_Data about app and page elements:_

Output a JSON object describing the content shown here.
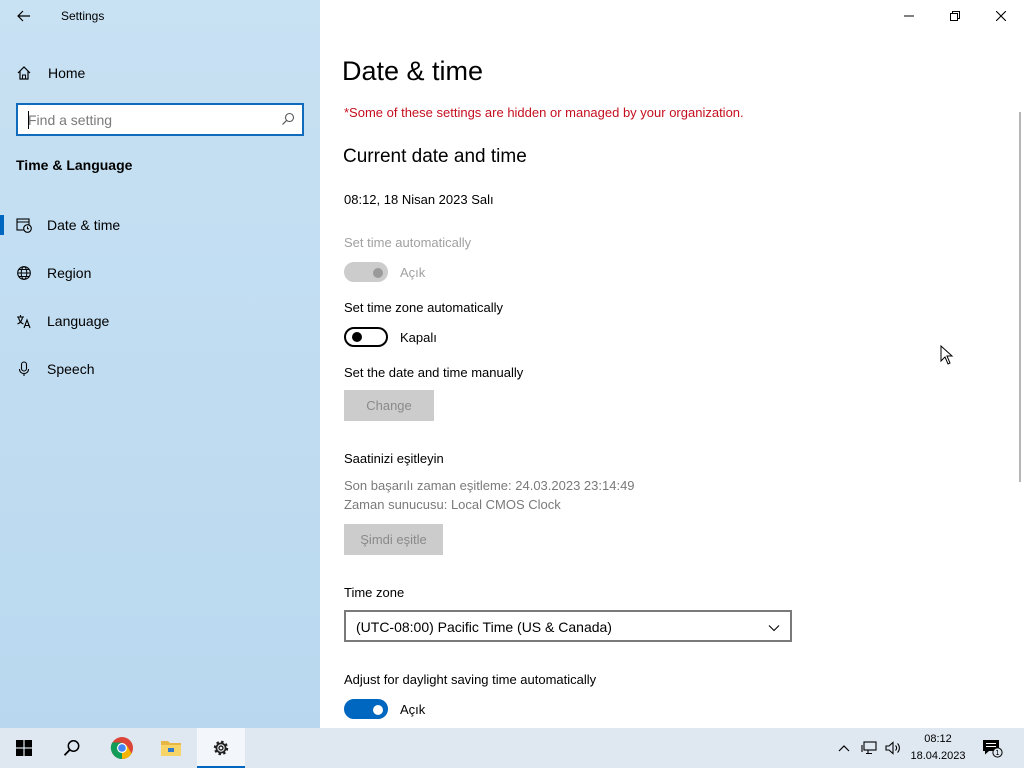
{
  "window": {
    "app_title": "Settings"
  },
  "sidebar": {
    "home_label": "Home",
    "search_placeholder": "Find a setting",
    "section_title": "Time & Language",
    "items": [
      {
        "label": "Date & time",
        "icon": "date-time-icon",
        "selected": true
      },
      {
        "label": "Region",
        "icon": "globe-icon",
        "selected": false
      },
      {
        "label": "Language",
        "icon": "language-icon",
        "selected": false
      },
      {
        "label": "Speech",
        "icon": "microphone-icon",
        "selected": false
      }
    ]
  },
  "main": {
    "page_title": "Date & time",
    "org_warning": "*Some of these settings are hidden or managed by your organization.",
    "current_heading": "Current date and time",
    "current_value": "08:12, 18 Nisan 2023 Salı",
    "set_time_auto": {
      "label": "Set time automatically",
      "state_label": "Açık",
      "on": true,
      "disabled": true
    },
    "set_tz_auto": {
      "label": "Set time zone automatically",
      "state_label": "Kapalı",
      "on": false,
      "disabled": false
    },
    "manual": {
      "label": "Set the date and time manually",
      "button": "Change"
    },
    "sync": {
      "heading": "Saatinizi eşitleyin",
      "last_sync": "Son başarılı zaman eşitleme:  24.03.2023 23:14:49",
      "server": "Zaman sunucusu:  Local CMOS Clock",
      "button": "Şimdi eşitle"
    },
    "timezone": {
      "label": "Time zone",
      "value": "(UTC-08:00) Pacific Time (US & Canada)"
    },
    "dst": {
      "label": "Adjust for daylight saving time automatically",
      "state_label": "Açık",
      "on": true
    }
  },
  "taskbar": {
    "apps": [
      "windows-start-icon",
      "search-icon",
      "chrome-icon",
      "file-explorer-icon",
      "settings-gear-icon"
    ],
    "time": "08:12",
    "date": "18.04.2023",
    "notification_count": "1"
  },
  "colors": {
    "accent": "#0067c0",
    "sidebar_bg": "#c8e1f3",
    "warning": "#c50f1f",
    "disabled": "#cccccc"
  }
}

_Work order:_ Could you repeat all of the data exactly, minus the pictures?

_Task solution:_
Output a JSON object describing the content shown here.
{
  "window": {
    "app_title": "Settings"
  },
  "sidebar": {
    "home_label": "Home",
    "search_placeholder": "Find a setting",
    "section_title": "Time & Language",
    "items": [
      {
        "label": "Date & time",
        "icon": "date-time-icon",
        "selected": true
      },
      {
        "label": "Region",
        "icon": "globe-icon",
        "selected": false
      },
      {
        "label": "Language",
        "icon": "language-icon",
        "selected": false
      },
      {
        "label": "Speech",
        "icon": "microphone-icon",
        "selected": false
      }
    ]
  },
  "main": {
    "page_title": "Date & time",
    "org_warning": "*Some of these settings are hidden or managed by your organization.",
    "current_heading": "Current date and time",
    "current_value": "08:12, 18 Nisan 2023 Salı",
    "set_time_auto": {
      "label": "Set time automatically",
      "state_label": "Açık",
      "on": true,
      "disabled": true
    },
    "set_tz_auto": {
      "label": "Set time zone automatically",
      "state_label": "Kapalı",
      "on": false,
      "disabled": false
    },
    "manual": {
      "label": "Set the date and time manually",
      "button": "Change"
    },
    "sync": {
      "heading": "Saatinizi eşitleyin",
      "last_sync": "Son başarılı zaman eşitleme:  24.03.2023 23:14:49",
      "server": "Zaman sunucusu:  Local CMOS Clock",
      "button": "Şimdi eşitle"
    },
    "timezone": {
      "label": "Time zone",
      "value": "(UTC-08:00) Pacific Time (US & Canada)"
    },
    "dst": {
      "label": "Adjust for daylight saving time automatically",
      "state_label": "Açık",
      "on": true
    }
  },
  "taskbar": {
    "apps": [
      "windows-start-icon",
      "search-icon",
      "chrome-icon",
      "file-explorer-icon",
      "settings-gear-icon"
    ],
    "time": "08:12",
    "date": "18.04.2023",
    "notification_count": "1"
  },
  "colors": {
    "accent": "#0067c0",
    "sidebar_bg": "#c8e1f3",
    "warning": "#c50f1f",
    "disabled": "#cccccc"
  }
}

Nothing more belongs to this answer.